And this is not the first time that the kangaroo courts of rural India have made such appalling judgments.
“He was just a nice guy,” said Renee, a manager at the kangaroo gas station.
I felt as if I were in a literary version of kangaroo court.
Capital Cities, "kangaroo Court" This song has been around for a few weeks, but this video takes it to a whole new level.
The photograph might be the same as himself in the sense of resemblance; but in that sense the kangaroo is not the same.
No one knew his name, and he was just called "kangaroo," because that was his patrol.
The kangaroo also is proper to Australia, and there are other animals of like kind.
We feasted on our kangaroo flesh, and were able to repay him with a portion of it.
As a presiding judge said, "His leaps are like a kangaroo's, and his speech gave me the headache."
But in the kangaroo figure, the burden is slightly shifted and naught is amiss.
1770, used by Capt.

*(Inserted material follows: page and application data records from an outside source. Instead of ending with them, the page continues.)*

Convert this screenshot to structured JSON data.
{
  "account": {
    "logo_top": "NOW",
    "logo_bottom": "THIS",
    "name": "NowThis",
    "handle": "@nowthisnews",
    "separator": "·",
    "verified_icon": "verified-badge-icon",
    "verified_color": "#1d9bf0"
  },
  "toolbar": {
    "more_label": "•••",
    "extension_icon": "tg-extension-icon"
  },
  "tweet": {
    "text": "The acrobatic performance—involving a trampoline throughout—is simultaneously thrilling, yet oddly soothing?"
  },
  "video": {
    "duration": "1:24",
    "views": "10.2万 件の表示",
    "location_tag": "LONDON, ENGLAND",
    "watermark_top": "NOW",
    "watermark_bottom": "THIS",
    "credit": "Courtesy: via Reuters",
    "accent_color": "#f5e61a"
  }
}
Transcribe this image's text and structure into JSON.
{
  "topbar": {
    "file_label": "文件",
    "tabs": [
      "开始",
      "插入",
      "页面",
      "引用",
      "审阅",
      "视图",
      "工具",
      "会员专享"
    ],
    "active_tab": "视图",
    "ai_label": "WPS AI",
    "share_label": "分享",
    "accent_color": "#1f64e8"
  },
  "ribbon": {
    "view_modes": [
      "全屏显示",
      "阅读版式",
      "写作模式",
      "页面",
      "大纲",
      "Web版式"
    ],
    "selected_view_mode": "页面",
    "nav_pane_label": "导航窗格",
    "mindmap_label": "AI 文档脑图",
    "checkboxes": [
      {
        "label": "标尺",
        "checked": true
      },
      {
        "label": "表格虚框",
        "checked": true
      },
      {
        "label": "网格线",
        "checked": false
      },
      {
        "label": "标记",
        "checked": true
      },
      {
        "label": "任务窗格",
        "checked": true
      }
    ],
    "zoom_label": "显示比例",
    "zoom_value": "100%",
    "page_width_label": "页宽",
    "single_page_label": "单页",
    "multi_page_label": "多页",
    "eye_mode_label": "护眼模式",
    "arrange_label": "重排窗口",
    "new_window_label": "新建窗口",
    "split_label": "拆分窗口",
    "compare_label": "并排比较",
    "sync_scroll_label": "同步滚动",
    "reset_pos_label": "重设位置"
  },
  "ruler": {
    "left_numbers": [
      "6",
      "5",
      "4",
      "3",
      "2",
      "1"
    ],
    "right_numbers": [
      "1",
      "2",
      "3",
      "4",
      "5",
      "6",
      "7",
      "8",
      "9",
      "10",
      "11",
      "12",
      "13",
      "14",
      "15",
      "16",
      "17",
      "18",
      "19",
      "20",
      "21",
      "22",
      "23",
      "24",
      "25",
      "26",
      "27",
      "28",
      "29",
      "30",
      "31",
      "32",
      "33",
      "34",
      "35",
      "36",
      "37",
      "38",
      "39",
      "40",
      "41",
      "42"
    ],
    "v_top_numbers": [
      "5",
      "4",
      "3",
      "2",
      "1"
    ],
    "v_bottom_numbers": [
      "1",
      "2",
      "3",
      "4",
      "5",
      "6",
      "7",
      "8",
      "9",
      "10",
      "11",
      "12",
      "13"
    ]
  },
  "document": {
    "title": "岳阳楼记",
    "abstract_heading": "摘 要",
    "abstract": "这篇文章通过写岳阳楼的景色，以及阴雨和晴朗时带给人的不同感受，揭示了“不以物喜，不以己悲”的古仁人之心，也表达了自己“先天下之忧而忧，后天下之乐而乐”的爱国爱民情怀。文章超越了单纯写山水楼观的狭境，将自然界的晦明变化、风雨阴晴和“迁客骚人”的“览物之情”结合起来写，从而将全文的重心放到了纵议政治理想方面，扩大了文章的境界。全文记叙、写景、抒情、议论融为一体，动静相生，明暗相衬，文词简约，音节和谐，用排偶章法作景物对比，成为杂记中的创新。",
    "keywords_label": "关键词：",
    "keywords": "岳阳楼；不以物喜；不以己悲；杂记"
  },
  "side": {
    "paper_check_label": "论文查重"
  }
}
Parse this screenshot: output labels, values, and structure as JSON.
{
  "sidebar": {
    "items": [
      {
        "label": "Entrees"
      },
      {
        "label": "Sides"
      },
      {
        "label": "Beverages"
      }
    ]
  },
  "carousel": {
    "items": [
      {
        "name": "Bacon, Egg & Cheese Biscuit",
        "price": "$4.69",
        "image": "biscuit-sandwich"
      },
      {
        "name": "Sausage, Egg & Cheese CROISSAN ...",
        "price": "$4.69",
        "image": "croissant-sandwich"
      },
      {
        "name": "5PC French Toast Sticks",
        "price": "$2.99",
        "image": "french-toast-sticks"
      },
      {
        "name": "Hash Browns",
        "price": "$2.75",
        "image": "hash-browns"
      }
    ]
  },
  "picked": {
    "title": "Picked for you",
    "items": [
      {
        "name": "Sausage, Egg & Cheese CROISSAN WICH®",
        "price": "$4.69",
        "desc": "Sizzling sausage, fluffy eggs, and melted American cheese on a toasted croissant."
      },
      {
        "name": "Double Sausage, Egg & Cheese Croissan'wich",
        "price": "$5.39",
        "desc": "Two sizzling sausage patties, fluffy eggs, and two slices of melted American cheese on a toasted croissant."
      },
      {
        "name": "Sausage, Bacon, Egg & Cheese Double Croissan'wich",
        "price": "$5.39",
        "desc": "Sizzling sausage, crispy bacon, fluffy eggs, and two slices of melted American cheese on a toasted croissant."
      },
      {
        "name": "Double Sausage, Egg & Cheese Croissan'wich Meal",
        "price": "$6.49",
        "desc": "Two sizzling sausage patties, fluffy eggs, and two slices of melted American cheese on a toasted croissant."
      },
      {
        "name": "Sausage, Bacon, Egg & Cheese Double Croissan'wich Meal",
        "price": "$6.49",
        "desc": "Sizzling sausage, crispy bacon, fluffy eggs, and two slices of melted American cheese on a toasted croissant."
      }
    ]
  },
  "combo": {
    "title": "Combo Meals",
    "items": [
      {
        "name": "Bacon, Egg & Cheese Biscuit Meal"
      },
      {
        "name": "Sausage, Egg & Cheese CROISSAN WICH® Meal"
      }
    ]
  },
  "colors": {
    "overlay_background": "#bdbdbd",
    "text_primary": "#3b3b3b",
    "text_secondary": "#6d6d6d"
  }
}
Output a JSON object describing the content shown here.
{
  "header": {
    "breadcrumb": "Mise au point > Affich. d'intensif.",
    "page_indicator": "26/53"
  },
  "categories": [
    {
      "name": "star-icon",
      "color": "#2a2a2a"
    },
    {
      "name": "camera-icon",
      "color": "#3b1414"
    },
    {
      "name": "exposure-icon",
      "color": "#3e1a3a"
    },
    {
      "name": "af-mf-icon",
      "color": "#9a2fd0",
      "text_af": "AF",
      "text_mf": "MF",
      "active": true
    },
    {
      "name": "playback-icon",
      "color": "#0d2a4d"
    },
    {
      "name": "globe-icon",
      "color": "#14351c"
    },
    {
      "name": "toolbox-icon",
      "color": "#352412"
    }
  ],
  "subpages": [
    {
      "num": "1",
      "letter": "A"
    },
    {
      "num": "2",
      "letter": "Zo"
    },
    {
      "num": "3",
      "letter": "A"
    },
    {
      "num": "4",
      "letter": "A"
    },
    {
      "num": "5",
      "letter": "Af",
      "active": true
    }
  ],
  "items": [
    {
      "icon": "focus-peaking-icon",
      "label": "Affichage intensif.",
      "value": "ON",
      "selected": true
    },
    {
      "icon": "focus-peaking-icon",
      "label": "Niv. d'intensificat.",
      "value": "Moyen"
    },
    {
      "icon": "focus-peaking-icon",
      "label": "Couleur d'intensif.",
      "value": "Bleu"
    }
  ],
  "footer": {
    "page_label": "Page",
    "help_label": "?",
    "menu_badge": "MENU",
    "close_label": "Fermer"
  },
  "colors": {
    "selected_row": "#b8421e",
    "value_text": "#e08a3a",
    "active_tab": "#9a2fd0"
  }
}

Cook and botanist Joseph Banks, supposedly an aborigine word from northeast Queensland, Australia, usually said to be unknown now in any native language. However, according to Australian linguist R.M.W. Dixon ("The Languages of Australia," Cambridge, 1980), the word probably is from Guugu Yimidhirr (Endeavour River-area Aborigine language) /gaNurru/ "large black kangaroo."
In 1898 the pioneer ethnologist W.E. Roth wrote a letter to the Australasian pointing out that gang-oo-roo did mean 'kangaroo' in Guugu Yimidhirr, but this newspaper correspondence went unnoticed by lexicographers. Finally the observations of Cook and Roth were confirmed when in 1972 the anthropologist John Haviland began intensive study of Guugu Yimidhirr and again recorded /gaNurru/. [Dixon]Kangaroo court is American English, first recorded 1850 in a Southwestern context (also mustang court), from notion of proceeding by leaps.
To convict someone with false evidence; frame (Prison)